Vitas Hospice Services and its parent company, Chemed Corp. of Cincinnati, are accused of having "misspent tens of millions of taxpayer dollars from the Medicare program," according to a statement released by the Justice Department on May 2.
In a complaint filed the same day in the District Court for the western district of Missouri, the government contends that since 2001 Vitas has defrauded Medicare two ways: It has accepted for hospice care patients not eligible to receive it, billing Medicare for their treatment; and it has charged Medicare for "crisis care" given to patients who didn't need it and/or never got it.
Only dying patients with six or fewer months to live are eligible to receive Medicare-reimbursed hospice care.
Of those patients, only ones "experiencing an acute crisis that requires the immediate and short-term provision of skilled nursing services" are eligible to receive so-called crisis care, which is, according to the complaint, the most costly form of hospice care provided to persons dying at home: In 2013, it says, Medicare's daily reimbursement rate for crisis care overall was $742 more per patient than the daily rate for routine home care.
The lawsuit cites as an example of fraud a California patient identified only as "MC."
At the same time that Vitas was representing MC to Medicare as eligible for hospice, Vitas' own records, cited in the complaint, state that MC did not have a terminal illness whose prognosis was six months or less. Rather, it says, MC was "living independently and performing daily activities without assistance."
For example, "during the time that Vitas billed Medicare for crisis care for MC, Vitas's nursing notes state that MC was doing her own laundry."
For this one patient alone, Medicare paid close to $170,000 in claims between 2009 and 2012, according to the complaint.
An analysis by Justice found that Vitas' billings for crisis care in general were "almost six times what would be expected if its crisis care figures were in line with the national average."
A Vitas nurse, cited in the complaint, reported that on more than one occasion she had arrived at the home of some patient described by Vitas as needing crisis care, only to find the patient out—"at church, at the beauty parlor, or playing bingo." Despite the fact that these patients did not need or receive crisis care, says DOJ, Vitas nonetheless billed Medicare for the services.
The crux of the government's charge is "that Vitas focused on maximizing Medicare reimbursements for as many patents as possible while disregarding patients' medical needs and Medicare guidelines.
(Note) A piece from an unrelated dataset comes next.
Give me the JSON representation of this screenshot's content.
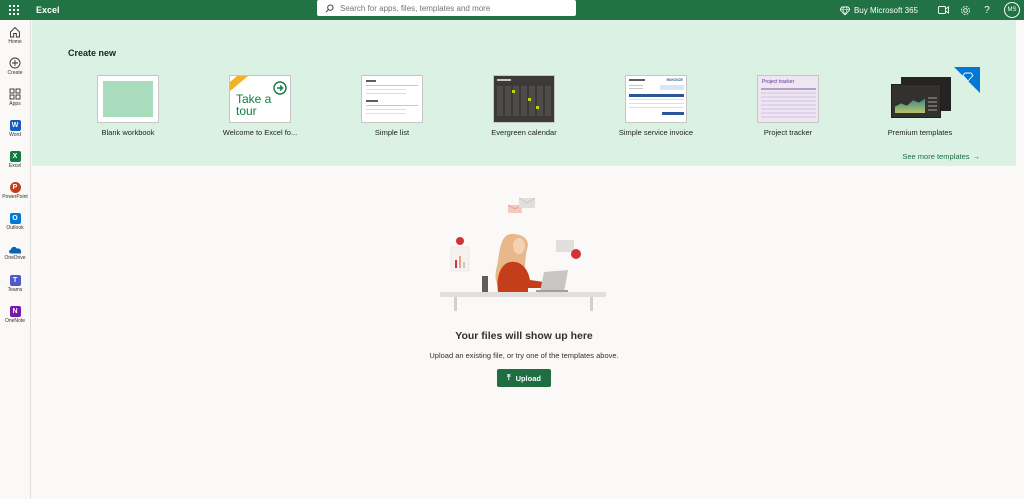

Vitas regularly ignored concerns expressed by its own physicians and nurses regarding whether its hospice patients were receiving appropriate care."
A request by ABC News for further comment from the U.S. Attorney's Office got no response. A request for comment from Chemed and Vitas was answered by a repetition of a statement Chemed released May 3rd, which says in part that Chemed and Vitas intend to defend themselves vigorously. It confirms that the government is seeking treble damages, statutory penalties, court costs and interest.
"Chemed and Vitas have made significant investments in controls, systems and procedures to uphold the highest industry standards and to maintain compliance with all regulatory requirements," says the May 3 statement. "Our compliance efforts are designed to ensure our services are provided only to eligible patients."